**WORK REQUEST**
Your task is to output every record exactly as it is given.
┌────────
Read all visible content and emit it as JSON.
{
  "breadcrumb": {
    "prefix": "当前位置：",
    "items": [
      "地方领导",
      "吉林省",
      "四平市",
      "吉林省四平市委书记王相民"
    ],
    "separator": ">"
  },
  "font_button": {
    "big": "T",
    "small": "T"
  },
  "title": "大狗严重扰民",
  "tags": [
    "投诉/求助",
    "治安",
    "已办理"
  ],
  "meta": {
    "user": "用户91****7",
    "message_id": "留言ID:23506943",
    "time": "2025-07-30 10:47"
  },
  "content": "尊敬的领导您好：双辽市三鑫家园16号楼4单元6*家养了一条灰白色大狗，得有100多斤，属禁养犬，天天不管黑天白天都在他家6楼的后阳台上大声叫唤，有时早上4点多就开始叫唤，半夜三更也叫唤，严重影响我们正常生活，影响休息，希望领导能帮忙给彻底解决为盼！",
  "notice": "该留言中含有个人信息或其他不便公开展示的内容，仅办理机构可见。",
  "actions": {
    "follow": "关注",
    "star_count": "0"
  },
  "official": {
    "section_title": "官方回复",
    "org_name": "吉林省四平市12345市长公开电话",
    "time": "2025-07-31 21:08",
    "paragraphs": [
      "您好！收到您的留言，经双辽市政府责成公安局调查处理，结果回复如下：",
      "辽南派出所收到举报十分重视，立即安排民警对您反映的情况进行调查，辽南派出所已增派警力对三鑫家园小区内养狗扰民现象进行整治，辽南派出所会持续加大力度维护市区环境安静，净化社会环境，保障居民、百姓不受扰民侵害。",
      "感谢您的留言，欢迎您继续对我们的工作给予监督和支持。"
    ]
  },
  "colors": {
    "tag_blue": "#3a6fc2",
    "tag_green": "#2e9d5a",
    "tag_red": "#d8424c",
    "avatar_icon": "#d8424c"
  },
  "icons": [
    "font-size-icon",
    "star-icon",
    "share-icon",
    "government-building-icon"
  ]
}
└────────
**TASK RESPONSE**
Read all visible content and emit it as JSON.
{
  "breadcrumb": {
    "prefix": "当前位置：",
    "items": [
      "地方领导",
      "吉林省",
      "四平市",
      "吉林省四平市委书记王相民"
    ],
    "separator": ">"
  },
  "font_button": {
    "big": "T",
    "small": "T"
  },
  "title": "大狗严重扰民",
  "tags": [
    "投诉/求助",
    "治安",
    "已办理"
  ],
  "meta": {
    "user": "用户91****7",
    "message_id": "留言ID:23506943",
    "time": "2025-07-30 10:47"
  },
  "content": "尊敬的领导您好：双辽市三鑫家园16号楼4单元6*家养了一条灰白色大狗，得有100多斤，属禁养犬，天天不管黑天白天都在他家6楼的后阳台上大声叫唤，有时早上4点多就开始叫唤，半夜三更也叫唤，严重影响我们正常生活，影响休息，希望领导能帮忙给彻底解决为盼！",
  "notice": "该留言中含有个人信息或其他不便公开展示的内容，仅办理机构可见。",
  "actions": {
    "follow": "关注",
    "star_count": "0"
  },
  "official": {
    "section_title": "官方回复",
    "org_name": "吉林省四平市12345市长公开电话",
    "time": "2025-07-31 21:08",
    "paragraphs": [
      "您好！收到您的留言，经双辽市政府责成公安局调查处理，结果回复如下：",
      "辽南派出所收到举报十分重视，立即安排民警对您反映的情况进行调查，辽南派出所已增派警力对三鑫家园小区内养狗扰民现象进行整治，辽南派出所会持续加大力度维护市区环境安静，净化社会环境，保障居民、百姓不受扰民侵害。",
      "感谢您的留言，欢迎您继续对我们的工作给予监督和支持。"
    ]
  },
  "colors": {
    "tag_blue": "#3a6fc2",
    "tag_green": "#2e9d5a",
    "tag_red": "#d8424c",
    "avatar_icon": "#d8424c"
  },
  "icons": [
    "font-size-icon",
    "star-icon",
    "share-icon",
    "government-building-icon"
  ]
}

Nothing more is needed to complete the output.